  13. Lawn SD, Zumla AI (July 2011). ‘Tuberculosis’. Lancet. 378 (9785): 57–72. doi:10.1016/S0140-6736(10)62173-3. PMID 21420161.
  14. Griffith DE, Kerr CM (August 1996). ‘Tuberculosis: disease of the past, disease of the present’. Journal of PeriAnesthesia Nursing. 11 (4): 240–45. doi:10.1016/S1089-9472(96)80023-2. PMID 8964016.
  15. van Zyl Smit RN, Pai M, Yew WW, et al. (January 2010). ‘Global lung health: the colliding epidemics of tuberculosis, tobacco smoking, HIV and COPD’. The European Respiratory Journal. 35 (1): 27–33. doi:10.1183/09031936.00072909. PMC 5454527. PMID 20044459. These analyses indicate that smokers are almost twice as likely to be infected with TB and to progress to active disease (RR of about 1.5 for latent TB infection (LTBI) and RR of ∼2.0 for TB disease). Smokers are also twice as likely to die from TB (RR of about 2.0 for TB mortality), but data are difficult to interpret because of heterogeneity in the results across studies.
  16. Möller M, Hoal EG (March 2010). ‘Current findings, challenges and novel approaches in human genetic susceptibility to tuberculosis’. Tuberculosis. 90 (2): 71–83. doi:10.1016/j.tube.2010.02.002. PMID 20206579.
  17. Restrepo BI (August 2007). ‘Convergence of the tuberculosis and diabetes epidemics: renewal of old acquaintances’. Clinical Infectious Diseases. 45 (4): 436–38. doi:10.1086/519939. PMC 2900315. PMID 17638190.
  18. ‘The Global Plan to Stop TB’. World Health Organization (WHO). 2011. Archived from the original on 12 June 2011. Retrieved 13 June 2011.
  19. Warrell, ed. by D.J. Weatherall … [4. + 5. ed.] ed. by David A. (2005). Sections 1–10 (4. ed., paperback ed.). Oxford [u.a.]: Oxford Univ. Press. p. 560. ISBN 978-0-19-857014-1. Archived from the original on 6 September 2015.
  20. Roy A, Eisenhut M, Harris RJ, et al. (August 2014). ‘Effect of BCG vaccination against Mycobacterium tuberculosis infection in children: systematic review and meta-analysis’. BMJ. 349: g4643. doi:10.1136/bmj.g4643. PMC 4122754. PMID 25097193.

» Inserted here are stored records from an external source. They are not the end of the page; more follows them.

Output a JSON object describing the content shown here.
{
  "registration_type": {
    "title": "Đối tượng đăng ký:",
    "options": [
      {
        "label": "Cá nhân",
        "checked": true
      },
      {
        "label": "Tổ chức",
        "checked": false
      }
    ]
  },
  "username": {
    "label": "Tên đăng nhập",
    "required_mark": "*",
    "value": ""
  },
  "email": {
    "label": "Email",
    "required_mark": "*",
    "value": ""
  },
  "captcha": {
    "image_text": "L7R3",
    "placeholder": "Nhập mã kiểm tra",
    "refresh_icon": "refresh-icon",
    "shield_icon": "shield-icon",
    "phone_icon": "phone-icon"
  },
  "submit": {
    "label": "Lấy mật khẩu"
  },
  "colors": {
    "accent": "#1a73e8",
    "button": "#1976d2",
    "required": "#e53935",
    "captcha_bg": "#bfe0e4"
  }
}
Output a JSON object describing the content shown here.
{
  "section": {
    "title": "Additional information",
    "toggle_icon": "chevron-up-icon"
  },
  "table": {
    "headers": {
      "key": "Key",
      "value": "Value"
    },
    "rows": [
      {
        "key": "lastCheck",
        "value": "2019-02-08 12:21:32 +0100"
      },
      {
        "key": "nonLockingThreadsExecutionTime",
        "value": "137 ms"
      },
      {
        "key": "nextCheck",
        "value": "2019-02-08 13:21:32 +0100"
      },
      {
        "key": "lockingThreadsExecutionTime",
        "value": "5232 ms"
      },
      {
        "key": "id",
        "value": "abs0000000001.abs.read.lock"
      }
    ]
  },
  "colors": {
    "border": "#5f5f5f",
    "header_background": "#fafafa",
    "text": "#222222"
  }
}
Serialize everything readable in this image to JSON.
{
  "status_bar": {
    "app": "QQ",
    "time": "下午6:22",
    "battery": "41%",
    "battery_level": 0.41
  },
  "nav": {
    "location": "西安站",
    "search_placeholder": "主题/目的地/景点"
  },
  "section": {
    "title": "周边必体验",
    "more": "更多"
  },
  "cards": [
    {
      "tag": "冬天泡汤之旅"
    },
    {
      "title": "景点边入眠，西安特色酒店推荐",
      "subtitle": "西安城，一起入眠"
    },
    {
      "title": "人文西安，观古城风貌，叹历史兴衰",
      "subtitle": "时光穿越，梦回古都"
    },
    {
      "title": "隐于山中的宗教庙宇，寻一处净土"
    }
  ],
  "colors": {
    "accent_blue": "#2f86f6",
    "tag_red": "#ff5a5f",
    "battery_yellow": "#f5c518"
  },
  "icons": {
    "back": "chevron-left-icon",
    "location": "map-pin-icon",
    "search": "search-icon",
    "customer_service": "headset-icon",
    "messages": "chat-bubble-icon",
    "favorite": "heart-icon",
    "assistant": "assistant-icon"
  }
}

Make sure you submit a unique essay

Our writers will provide you with an essay sample written from scratch: any topic, any deadline, any instructions.

Cite this Page

General Overview Of Tuberculosis And Its Treatment. (2022, March 17). Edubirdie. Retrieved December 9, 2022, from https://edubirdie.com/examples/general-overview-of-tuberculosis-and-its-treatment/
“General Overview Of Tuberculosis And Its Treatment.” Edubirdie, 17 Mar. 2022, edubirdie.com/examples/general-overview-of-tuberculosis-and-its-treatment/
General Overview Of Tuberculosis And Its Treatment. [online]. Available at: <https://edubirdie.com/examples/general-overview-of-tuberculosis-and-its-treatment/> [Accessed 9 Dec. 2022].
General Overview Of Tuberculosis And Its Treatment [Internet]. Edubirdie. 2022 Mar 17 [cited 2022 Dec 9]. Available from: https://edubirdie.com/examples/general-overview-of-tuberculosis-and-its-treatment/
copy
Join 100k satisfied students
  • Get original paper written according to your instructions
  • Save time for what matters most
hire writer

Fair Use Policy

EduBirdie considers academic integrity to be the essential part of the learning process and does not support any violation of the academic standards. Should you have any questions regarding our Fair Use Policy or become aware of any violations, please do not hesitate to contact us via support@edubirdie.com.

Check it out!
close
search Stuck on your essay?

We are here 24/7 to write your paper in as fast as 3 hours.